**Task:**
Check every line of the data for the string "into" and copy the ones that have it.

**Provided data:**
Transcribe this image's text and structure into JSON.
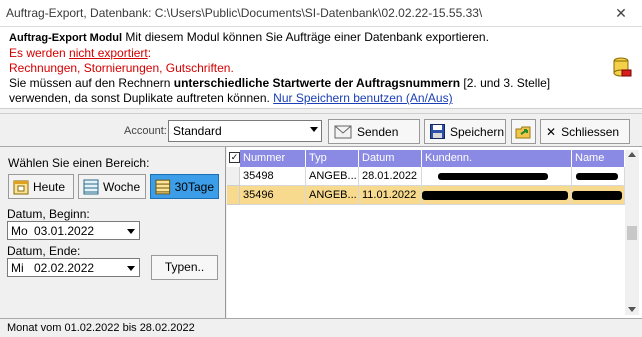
{
  "window": {
    "title": "Auftrag-Export,  Datenbank: C:\\Users\\Public\\Documents\\SI-Datenbank\\02.02.22-15.55.33\\",
    "close_glyph": "✕"
  },
  "info": {
    "module_name": "Auftrag-Export Modul",
    "line1_rest": "Mit diesem Modul können Sie Aufträge einer Datenbank exportieren.",
    "line2_prefix": "Es werden ",
    "line2_ul": "nicht exportiert",
    "line2_suffix": ":",
    "line3": "Rechnungen, Stornierungen, Gutschriften.",
    "line4_prefix": "Sie müssen auf den Rechnern ",
    "line4_bold": "unterschiedliche Startwerte der Auftragsnummern",
    "line4_suffix": " [2. und 3. Stelle]",
    "line5_prefix": "verwenden, da sonst Duplikate auftreten können. ",
    "line5_link": "Nur Speichern benutzen (An/Aus)"
  },
  "toolbar": {
    "account_label": "Account:",
    "account_value": "Standard",
    "send_label": "Senden",
    "save_label": "Speichern",
    "close_label": "Schliessen"
  },
  "left": {
    "heading": "Wählen Sie einen Bereich:",
    "range_buttons": [
      "Heute",
      "Woche",
      "30Tage"
    ],
    "start_label": "Datum, Beginn:",
    "start_dow": "Mo",
    "start_date": "03.01.2022",
    "end_label": "Datum, Ende:",
    "end_dow": "Mi",
    "end_date": "02.02.2022",
    "types_button": "Typen.."
  },
  "grid": {
    "header_check": "✓",
    "columns": [
      "Nummer",
      "Typ",
      "Datum",
      "Kundenn.",
      "Name"
    ],
    "rows": [
      {
        "nummer": "35498",
        "typ": "ANGEB...",
        "datum": "28.01.2022"
      },
      {
        "nummer": "35496",
        "typ": "ANGEB...",
        "datum": "11.01.2022"
      }
    ]
  },
  "status": {
    "text": "Monat vom 01.02.2022 bis 28.02.2022"
  },
  "colors": {
    "header_bg": "#8a8ae4",
    "selected_row": "#f7da8e",
    "active_range": "#3c9ee8",
    "warning_red": "#d40000",
    "link_blue": "#1a3fb5"
  }
}
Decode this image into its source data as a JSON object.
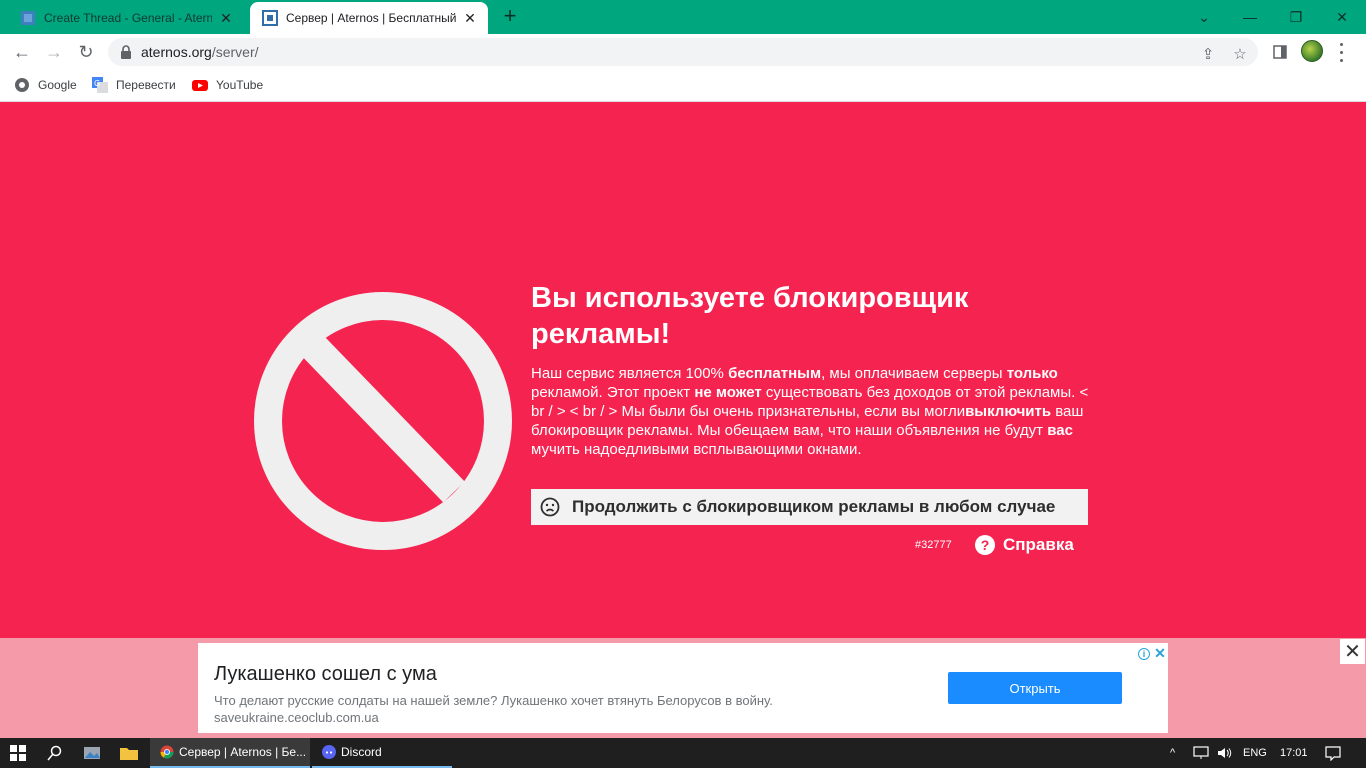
{
  "browser": {
    "tabs": [
      {
        "title": "Create Thread - General - Aternos",
        "active": false
      },
      {
        "title": "Сервер | Aternos | Бесплатный сервер",
        "active": true
      }
    ],
    "url_host": "aternos.org",
    "url_path": "/server/",
    "bookmarks": [
      {
        "label": "Google",
        "icon": "google-icon"
      },
      {
        "label": "Перевести",
        "icon": "translate-icon"
      },
      {
        "label": "YouTube",
        "icon": "youtube-icon"
      }
    ]
  },
  "main": {
    "headline": "Вы используете блокировщик рекламы!",
    "desc_parts": {
      "p1": "Наш сервис является 100% ",
      "b1": "бесплатным",
      "p2": ", мы оплачиваем серверы ",
      "b2": "только",
      "p3": " рекламой. Этот проект ",
      "b3": "не может",
      "p4": " существовать без доходов от этой рекламы. < br / > < br / > Мы были бы очень признательны, если вы могли",
      "b4": "выключить",
      "p5": " ваш блокировщик рекламы. Мы обещаем вам, что наши объявления не будут ",
      "b5": "вас",
      "p6": " мучить надоедливыми всплывающими окнами."
    },
    "continue_label": "Продолжить с блокировщиком рекламы в любом случае",
    "error_code": "#32777",
    "help_label": "Справка"
  },
  "ad": {
    "title": "Лукашенко сошел с ума",
    "text": "Что делают русские солдаты на нашей земле? Лукашенко хочет втянуть Белорусов в войну.",
    "url": "saveukraine.ceoclub.com.ua",
    "cta": "Открыть"
  },
  "taskbar": {
    "apps": [
      {
        "label": "Сервер | Aternos | Бе...",
        "icon": "chrome-icon"
      },
      {
        "label": "Discord",
        "icon": "discord-icon"
      }
    ],
    "language": "ENG",
    "time": "17:01"
  },
  "colors": {
    "page_bg": "#f5234f",
    "tabstrip": "#00a67e",
    "ad_bg": "#f59aa8",
    "ad_button": "#1a8cff"
  }
}
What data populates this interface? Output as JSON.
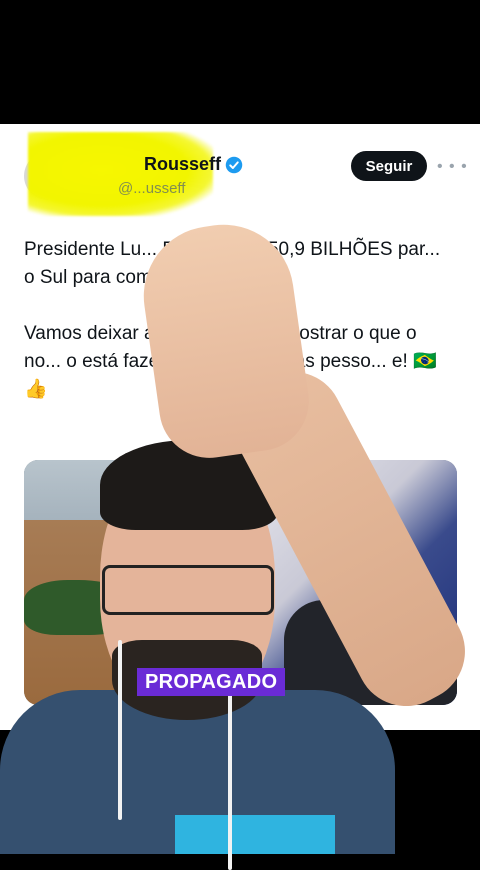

**Result of this exercise:**
Transcribe this image's text and structure into JSON.
Decode this image into its source data as a JSON object.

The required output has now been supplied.